Stocks finished mixed for the week. The Dow Jones Industrial Average was down 0.45%, the S&P 500 fell 0.29 %, the New York Stock Exchange Composite (2,000 stocks) rose 0.02% and the average investors index (Value Line Index) was up 1.09%. Foreign stocks (DJ Global ex U.S.) were up 0.38%. Bond prices were up for the week, pushing the yield on the 10-year U.S. Treasury down 7 basis points to end the week at 2.00%. (Data source: Wall Street Journal)
Markets Finish Strong in 1st Half
The S&P 500 finished the month of June up almost 7% and up 17% for the 1st half of the year as markets have fought through and grinded higher despite a swarm of negative headlines regarding trade, a slowing economy and lackluster earnings predictions. The highlights of the 1st half included a sharp pivot by the Federal Reserve on its interest rate path, shifting from thinking about pausing rate hikes at the end of 2018 all the way to having the market predicting that there is a 100% chance of a rate cut in July based on 3-Month Treasury interest rates. While the trade war with China has hit a particular rough patch of negotiations, the market has mostly shrugged off the uncertainty around it and still expects a compromise, while accepting a longer, drawn out process. (Barron’s)
G-20 Meeting Opens Door for Trade Talks
As leaders from the top 20 economies in the world met in Japan this week, the world was focused on only 2 of them. Presidents Trump and Xi of China met this weekend and decided to put a pause on any further retaliation and allow for further negotiations to resume. Both presidents yielded some concessions, with Trump allowing some suppliers to still do business with Huawei, a Chinese telecommunications company that has been blacklisted for intellectual property theft and state-sponsored spying, while Xi resumed purchases of American agricultural products. While both of these concessions could easily be reversed, the simple fact that both countries continue to talk will give hope to markets that a deal remains a likely possibility and will allow for markets to continue churning higher. (Barron’s)

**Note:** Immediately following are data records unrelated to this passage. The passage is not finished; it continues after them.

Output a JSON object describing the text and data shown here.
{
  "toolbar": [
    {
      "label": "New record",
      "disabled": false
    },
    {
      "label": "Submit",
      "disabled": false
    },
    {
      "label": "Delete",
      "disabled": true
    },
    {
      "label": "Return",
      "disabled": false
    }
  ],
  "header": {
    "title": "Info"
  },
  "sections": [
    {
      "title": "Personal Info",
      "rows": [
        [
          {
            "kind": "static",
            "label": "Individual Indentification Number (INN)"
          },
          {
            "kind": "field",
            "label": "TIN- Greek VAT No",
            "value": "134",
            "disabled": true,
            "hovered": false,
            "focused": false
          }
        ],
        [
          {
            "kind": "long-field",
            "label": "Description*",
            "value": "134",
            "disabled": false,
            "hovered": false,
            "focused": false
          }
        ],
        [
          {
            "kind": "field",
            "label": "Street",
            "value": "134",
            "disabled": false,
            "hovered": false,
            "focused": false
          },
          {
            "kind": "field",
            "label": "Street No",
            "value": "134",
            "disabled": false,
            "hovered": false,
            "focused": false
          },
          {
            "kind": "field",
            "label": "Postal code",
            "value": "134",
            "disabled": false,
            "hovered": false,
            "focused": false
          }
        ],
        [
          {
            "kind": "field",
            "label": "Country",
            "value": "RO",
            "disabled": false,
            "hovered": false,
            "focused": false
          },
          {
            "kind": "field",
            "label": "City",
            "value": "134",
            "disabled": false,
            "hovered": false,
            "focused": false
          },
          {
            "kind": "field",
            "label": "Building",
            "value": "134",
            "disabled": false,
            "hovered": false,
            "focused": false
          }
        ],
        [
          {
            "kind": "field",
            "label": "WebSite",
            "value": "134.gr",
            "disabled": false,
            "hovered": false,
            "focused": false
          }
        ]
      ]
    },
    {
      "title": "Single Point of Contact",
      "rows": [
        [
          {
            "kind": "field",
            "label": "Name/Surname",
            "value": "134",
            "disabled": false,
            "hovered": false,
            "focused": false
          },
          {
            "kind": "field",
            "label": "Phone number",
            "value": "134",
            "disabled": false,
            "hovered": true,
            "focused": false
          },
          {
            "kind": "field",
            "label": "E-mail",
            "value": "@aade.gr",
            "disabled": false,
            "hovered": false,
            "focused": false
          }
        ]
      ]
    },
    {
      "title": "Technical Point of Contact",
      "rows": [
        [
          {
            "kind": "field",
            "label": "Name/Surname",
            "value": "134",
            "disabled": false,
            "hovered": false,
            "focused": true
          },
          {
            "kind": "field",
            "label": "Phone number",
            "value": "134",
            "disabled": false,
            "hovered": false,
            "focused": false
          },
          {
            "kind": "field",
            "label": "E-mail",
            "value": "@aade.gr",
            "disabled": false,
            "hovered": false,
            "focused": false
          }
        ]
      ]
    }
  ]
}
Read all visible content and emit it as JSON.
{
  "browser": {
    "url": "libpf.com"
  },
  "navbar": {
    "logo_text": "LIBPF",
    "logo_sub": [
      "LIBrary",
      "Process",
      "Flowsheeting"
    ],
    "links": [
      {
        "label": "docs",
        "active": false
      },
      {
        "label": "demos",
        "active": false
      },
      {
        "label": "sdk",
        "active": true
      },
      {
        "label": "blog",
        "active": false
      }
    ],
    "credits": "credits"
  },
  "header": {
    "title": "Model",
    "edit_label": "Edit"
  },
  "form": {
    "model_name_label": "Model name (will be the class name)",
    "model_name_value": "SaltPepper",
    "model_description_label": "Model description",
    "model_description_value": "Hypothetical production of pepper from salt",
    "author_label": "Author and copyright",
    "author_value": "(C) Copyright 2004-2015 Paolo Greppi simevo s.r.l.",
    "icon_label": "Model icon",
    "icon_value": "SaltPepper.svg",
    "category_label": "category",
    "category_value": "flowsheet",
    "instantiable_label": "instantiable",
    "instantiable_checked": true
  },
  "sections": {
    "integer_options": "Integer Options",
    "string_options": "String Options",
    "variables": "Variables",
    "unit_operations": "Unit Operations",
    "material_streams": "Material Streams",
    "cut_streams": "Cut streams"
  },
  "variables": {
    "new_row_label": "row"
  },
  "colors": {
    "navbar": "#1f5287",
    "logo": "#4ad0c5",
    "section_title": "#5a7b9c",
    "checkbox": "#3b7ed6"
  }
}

Bond Yields Continue to Fall
Global bonds continue to see high demand, which is seen by many as a direct contradiction to higher stocks so far this year. Currently over $13 trillion have negative yields, which can only be seen as a flight to safety for investors who would otherwise lose money on this investment. But with stock prices continuing to rise globally, clearly the market is still willing to put some capital into riskier assets. This may be a short term phenomenon, but this may be a critical inflection point for the bull market, where bonds and stocks are sending very different signals and only one can be right. With Central Banks around the world seemingly jumping to cut rates, it is possible that bond yields stay lower for longer and stocks continue to rise, but only time can tell. (Barron’s)
Contrary to the old saying “Sell in May and go away”, June was a historically strong month, with the S&P 500 rising almost 7%. What was the last year the index rose this much in June?
Answer is below…
Have a good week!
b. The S&P 500 last rose at least 7% in June in 1955 (Barron’s)